near my Kau and my Kau is naturally energetic.
abebe: She is very nice.
chazza882: My Acara is kind and polite.
(QUESTION) Do you remember your Acara’s first word?
aviophobic: Oh, I remember Sater’s first word as if it were yesterday. ‘Loovbug.’
I had just gotten done explaining what the little flying menaces were.
(QUESTION) Does your Acara have any hobbies?
mandar303: Kala isn’t much of a hobby Acara. She’s quite lazy and would rather
spend the day lying around. She does enjoy playing with her little sister, just
because she likes cute things.
kornishpea: He’ll read. He’ll read a lot. Sometimes non-stop for four hours.
mass_woo: My Acara has always made a hobby of collecting plushies and he has
helped me build my gallery of plushies. We are still collecting.
abebe: Playing Cheat!
chazza882: She usually hangs around with her friends and that’s about it.
aviophobic: Chasing lovebugs, annoying his big brother, attempting to fly,
and looking downright lovely curled up on a pillow asleep.
(QUESTION) What does your Acara like to be treated
mandar303: My Acara likes to be treated to anything! She likes to be spoiled.
And she loves pink.
kornishpea: He is easy to please and appreciative of everything I give to him,
mass_woo: At the start Farantam liked anything sugarless, but after a while
I got him to love Orange Chia Pops. He also likes playing with his plushies.
abebe: Caramel Acara On A Stick.
aviophobic: Sater will eat just about anything, though he’s grown much attached
to eating lovebugs. I can’t say why.
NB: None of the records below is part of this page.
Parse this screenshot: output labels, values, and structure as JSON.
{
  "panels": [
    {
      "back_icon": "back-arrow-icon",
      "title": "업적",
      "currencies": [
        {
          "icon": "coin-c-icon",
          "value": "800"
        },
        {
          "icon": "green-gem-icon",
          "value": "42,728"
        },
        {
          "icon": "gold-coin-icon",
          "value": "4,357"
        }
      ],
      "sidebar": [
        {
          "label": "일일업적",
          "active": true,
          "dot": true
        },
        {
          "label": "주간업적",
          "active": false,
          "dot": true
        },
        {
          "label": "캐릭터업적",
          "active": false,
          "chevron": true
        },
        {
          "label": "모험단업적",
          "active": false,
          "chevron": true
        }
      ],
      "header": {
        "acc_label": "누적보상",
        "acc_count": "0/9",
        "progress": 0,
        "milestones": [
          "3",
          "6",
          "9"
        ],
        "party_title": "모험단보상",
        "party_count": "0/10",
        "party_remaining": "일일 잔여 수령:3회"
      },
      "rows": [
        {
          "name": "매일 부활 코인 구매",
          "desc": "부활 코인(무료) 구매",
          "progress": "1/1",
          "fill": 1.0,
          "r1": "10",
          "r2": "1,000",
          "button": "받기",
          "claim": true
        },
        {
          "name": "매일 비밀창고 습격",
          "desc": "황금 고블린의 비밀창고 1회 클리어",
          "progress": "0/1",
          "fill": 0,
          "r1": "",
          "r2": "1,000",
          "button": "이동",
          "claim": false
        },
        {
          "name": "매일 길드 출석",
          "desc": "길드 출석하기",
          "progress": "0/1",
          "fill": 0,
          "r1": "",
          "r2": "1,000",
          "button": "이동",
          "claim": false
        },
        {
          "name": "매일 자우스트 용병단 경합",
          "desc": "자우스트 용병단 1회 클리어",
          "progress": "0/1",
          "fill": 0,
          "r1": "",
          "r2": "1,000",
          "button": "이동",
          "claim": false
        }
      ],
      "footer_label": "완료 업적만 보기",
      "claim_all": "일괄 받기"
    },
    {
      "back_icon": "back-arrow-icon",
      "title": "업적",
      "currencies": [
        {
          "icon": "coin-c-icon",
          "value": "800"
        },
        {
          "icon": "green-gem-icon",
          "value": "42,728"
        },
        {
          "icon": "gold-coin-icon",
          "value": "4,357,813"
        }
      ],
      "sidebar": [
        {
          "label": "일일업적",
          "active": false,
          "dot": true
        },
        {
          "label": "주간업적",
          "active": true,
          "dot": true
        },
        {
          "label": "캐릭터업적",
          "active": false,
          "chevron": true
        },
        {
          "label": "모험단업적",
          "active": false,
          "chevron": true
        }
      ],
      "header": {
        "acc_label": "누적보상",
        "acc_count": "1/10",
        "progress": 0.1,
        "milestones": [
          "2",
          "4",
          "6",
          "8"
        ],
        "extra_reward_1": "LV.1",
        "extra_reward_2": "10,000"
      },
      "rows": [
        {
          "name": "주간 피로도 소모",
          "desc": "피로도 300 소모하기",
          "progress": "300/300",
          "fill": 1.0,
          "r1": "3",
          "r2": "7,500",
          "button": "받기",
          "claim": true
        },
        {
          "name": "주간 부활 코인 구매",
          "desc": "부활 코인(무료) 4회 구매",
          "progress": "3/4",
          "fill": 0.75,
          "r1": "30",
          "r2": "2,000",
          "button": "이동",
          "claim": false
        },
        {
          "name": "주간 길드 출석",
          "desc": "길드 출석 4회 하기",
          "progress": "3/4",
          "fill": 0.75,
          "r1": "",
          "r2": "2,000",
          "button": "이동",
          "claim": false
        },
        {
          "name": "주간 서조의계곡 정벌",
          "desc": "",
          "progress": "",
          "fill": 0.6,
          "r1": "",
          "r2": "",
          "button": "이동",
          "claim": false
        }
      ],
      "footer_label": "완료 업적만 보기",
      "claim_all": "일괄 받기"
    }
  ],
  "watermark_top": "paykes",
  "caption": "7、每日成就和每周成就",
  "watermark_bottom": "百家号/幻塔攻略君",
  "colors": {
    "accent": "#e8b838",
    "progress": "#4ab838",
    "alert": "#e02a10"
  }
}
(QUESTION) Describe your Acara in three words.
mandar303: Lazy, girly, ditzy.
kornishpea: Loving of others.
mass_woo: Energetic, playful and determined.
abebe: Cute, original, charming.
chazza882: Kind, caring, generous.
aviophobic: Crazy, lovebug-obsessed, little.
(QUESTION) Would you recommend an Acara as a good
pet choice for potential owners?
mandar303: I would recommend an Acara to other owners; they are fun little
pets who seem to live life to the fullest. And they’re so cute!
kornishpea: Yes. If you are a family person, get an Acara.
mass_woo: Yes, most definitely. I recommend the colours yellow and red. I also
believe that the Acara will one day become one of the most wanted Neopets of
abebe: Yes. They are not fussy eaters, unlike Boris!
aviophobic: I would definitely have to recommend Acaras. They’re sweet, loving,
slightly insane, and adorable when they’re little. As they grow up, their personality
all depends on how you treated them when they were young. Be nice to them, they’ll
grow up sweet. Be mean and they’ll return the favour to the world.
There you have it. For countless reasons, obvious or not, Acaras are a loved
species. Some of the most famous names belong to Acaras, such as Vira, Princess
Fernypoo, Mipsy and Roberta. Plushies, food, weaponry, books – and yes, even
gnomes – have been modelled after or inspired by the Acara. The Acara will persevere
in stories and in the eyes of the people who care for them, brightening Neopia’s
history and future.